» Problem details
Within the entries below, find every line that has the string "Tourismus", then copy it.
── Input data ──
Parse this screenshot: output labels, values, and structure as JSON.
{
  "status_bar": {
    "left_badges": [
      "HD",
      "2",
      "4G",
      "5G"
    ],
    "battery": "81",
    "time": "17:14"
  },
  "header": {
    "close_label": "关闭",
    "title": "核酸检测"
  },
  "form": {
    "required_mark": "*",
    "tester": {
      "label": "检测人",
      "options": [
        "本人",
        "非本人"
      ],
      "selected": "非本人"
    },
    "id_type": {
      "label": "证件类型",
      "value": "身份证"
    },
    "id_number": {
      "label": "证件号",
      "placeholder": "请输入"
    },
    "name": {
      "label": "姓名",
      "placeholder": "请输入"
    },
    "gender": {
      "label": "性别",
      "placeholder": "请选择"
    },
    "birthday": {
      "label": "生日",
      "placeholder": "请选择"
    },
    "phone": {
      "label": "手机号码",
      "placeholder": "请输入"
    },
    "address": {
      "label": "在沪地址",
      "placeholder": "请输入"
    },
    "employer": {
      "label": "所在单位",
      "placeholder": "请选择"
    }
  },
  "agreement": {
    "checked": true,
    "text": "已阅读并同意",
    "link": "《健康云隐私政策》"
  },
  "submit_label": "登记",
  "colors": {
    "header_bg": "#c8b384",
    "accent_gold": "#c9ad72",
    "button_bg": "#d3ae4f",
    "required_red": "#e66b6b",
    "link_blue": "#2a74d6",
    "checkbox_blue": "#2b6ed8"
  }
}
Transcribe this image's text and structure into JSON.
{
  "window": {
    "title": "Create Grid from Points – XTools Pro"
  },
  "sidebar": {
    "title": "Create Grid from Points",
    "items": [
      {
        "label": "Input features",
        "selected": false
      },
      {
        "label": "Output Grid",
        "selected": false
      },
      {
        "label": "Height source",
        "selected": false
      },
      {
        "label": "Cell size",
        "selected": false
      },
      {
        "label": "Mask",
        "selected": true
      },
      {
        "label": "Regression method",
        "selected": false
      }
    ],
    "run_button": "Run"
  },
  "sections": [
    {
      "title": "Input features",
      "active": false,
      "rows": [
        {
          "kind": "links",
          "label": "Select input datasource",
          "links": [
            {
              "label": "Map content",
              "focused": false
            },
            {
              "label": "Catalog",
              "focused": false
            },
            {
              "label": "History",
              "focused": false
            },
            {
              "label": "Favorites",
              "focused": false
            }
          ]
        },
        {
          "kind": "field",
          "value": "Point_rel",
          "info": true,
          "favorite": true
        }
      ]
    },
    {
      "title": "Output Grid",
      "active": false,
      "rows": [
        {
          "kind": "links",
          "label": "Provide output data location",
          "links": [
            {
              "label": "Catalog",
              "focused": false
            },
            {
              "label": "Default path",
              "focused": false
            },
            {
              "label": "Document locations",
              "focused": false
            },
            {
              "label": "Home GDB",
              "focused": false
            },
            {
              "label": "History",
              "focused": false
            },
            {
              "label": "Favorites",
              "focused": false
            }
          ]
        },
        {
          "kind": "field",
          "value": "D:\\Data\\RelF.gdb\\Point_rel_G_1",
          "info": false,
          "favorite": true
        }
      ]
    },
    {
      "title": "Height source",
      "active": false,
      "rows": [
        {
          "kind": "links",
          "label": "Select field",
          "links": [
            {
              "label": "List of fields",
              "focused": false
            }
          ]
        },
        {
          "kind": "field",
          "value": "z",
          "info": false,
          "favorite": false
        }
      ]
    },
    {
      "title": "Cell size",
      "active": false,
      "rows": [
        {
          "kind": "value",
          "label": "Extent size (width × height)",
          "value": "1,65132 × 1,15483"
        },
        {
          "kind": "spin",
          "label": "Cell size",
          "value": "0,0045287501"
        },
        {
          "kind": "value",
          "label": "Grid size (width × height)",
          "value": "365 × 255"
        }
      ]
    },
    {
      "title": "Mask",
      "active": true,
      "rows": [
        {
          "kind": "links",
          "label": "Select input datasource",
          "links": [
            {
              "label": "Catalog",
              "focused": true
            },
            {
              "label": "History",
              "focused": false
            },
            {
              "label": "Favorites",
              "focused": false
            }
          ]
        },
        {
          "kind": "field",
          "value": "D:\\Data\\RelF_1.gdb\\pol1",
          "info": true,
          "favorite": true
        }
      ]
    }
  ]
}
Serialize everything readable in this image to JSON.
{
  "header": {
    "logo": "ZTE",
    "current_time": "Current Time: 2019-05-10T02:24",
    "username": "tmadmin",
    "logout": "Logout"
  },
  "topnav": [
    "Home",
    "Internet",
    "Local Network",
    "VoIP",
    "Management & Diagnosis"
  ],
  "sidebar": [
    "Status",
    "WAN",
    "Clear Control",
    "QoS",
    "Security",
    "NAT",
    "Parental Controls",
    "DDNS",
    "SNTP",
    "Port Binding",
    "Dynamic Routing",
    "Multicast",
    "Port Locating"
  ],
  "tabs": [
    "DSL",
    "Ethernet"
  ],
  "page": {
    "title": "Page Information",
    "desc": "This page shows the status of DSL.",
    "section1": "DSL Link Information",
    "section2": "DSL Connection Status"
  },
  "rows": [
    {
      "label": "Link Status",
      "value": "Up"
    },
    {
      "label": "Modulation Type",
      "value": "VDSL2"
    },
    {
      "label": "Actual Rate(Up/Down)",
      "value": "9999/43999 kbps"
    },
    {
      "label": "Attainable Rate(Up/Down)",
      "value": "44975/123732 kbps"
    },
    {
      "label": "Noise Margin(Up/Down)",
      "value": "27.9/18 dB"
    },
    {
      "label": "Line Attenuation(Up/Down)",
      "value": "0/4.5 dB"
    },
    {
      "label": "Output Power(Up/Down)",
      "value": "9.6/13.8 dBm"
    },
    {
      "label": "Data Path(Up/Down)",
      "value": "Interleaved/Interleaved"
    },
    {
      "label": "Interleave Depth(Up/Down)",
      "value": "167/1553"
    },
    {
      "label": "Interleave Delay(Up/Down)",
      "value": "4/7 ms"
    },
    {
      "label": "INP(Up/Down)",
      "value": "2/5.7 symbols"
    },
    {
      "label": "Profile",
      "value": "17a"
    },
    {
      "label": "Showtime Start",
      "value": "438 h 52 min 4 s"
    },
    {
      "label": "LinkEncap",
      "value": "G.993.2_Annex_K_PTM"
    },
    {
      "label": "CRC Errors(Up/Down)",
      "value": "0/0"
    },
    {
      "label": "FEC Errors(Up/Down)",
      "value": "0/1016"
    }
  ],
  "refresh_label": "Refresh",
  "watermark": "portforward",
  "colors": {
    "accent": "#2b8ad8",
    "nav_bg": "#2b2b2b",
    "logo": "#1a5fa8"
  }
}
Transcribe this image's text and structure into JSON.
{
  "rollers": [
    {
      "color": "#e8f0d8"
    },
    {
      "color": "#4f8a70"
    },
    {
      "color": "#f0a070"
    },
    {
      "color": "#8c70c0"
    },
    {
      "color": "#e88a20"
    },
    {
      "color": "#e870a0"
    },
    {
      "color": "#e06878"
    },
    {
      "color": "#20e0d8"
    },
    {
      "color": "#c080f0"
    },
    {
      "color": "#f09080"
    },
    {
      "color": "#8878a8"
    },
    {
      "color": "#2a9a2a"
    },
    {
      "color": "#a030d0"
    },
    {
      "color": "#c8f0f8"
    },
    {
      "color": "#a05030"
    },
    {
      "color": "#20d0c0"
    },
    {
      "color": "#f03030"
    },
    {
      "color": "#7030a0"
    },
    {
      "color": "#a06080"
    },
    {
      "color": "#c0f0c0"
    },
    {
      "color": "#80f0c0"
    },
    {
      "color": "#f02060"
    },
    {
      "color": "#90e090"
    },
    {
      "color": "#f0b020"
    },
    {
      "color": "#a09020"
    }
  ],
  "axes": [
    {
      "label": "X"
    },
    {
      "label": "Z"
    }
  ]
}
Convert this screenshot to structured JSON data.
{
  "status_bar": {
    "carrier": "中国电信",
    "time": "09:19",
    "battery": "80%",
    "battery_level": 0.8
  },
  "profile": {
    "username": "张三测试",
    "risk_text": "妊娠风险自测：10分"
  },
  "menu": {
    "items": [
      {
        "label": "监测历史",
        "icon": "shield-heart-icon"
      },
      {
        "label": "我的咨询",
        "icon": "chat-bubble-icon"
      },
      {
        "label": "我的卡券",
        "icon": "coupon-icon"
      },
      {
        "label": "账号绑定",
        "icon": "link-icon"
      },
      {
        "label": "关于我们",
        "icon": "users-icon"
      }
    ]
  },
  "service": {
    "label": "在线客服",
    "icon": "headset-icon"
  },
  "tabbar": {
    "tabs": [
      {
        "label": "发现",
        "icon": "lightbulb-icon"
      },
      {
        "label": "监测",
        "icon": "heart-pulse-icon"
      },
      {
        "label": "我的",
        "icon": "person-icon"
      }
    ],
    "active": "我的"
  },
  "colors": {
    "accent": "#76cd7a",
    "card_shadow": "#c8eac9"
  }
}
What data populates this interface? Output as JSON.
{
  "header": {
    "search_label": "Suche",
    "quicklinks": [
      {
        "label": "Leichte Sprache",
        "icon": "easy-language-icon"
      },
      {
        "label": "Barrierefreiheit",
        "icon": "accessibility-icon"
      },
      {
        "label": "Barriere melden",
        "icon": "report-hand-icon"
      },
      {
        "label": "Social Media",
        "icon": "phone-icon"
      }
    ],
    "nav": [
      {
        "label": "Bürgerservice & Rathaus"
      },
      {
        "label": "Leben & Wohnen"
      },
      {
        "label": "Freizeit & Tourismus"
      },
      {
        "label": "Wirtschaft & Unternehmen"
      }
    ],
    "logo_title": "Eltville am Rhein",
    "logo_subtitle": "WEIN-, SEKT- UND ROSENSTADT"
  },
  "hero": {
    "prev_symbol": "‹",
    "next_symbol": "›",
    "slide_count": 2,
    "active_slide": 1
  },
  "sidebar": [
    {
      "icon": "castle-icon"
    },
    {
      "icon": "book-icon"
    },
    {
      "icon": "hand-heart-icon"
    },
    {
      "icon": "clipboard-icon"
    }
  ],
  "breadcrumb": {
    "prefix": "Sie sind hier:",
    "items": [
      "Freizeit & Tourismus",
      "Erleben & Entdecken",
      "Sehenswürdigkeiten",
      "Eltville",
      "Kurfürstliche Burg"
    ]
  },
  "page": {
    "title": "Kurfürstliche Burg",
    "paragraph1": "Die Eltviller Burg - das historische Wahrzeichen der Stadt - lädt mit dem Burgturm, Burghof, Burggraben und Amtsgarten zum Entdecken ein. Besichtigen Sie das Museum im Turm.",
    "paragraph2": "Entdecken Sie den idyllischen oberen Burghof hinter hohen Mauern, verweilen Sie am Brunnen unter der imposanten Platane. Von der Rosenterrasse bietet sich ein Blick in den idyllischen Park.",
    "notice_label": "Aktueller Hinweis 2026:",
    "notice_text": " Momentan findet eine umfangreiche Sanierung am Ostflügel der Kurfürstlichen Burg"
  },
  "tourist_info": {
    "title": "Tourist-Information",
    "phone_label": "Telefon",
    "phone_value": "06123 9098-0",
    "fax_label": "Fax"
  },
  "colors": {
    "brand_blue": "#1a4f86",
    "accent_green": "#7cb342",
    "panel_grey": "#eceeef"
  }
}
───
» Exercise output
        "label": "Freizeit & Tourismus"
      "Freizeit & Tourismus",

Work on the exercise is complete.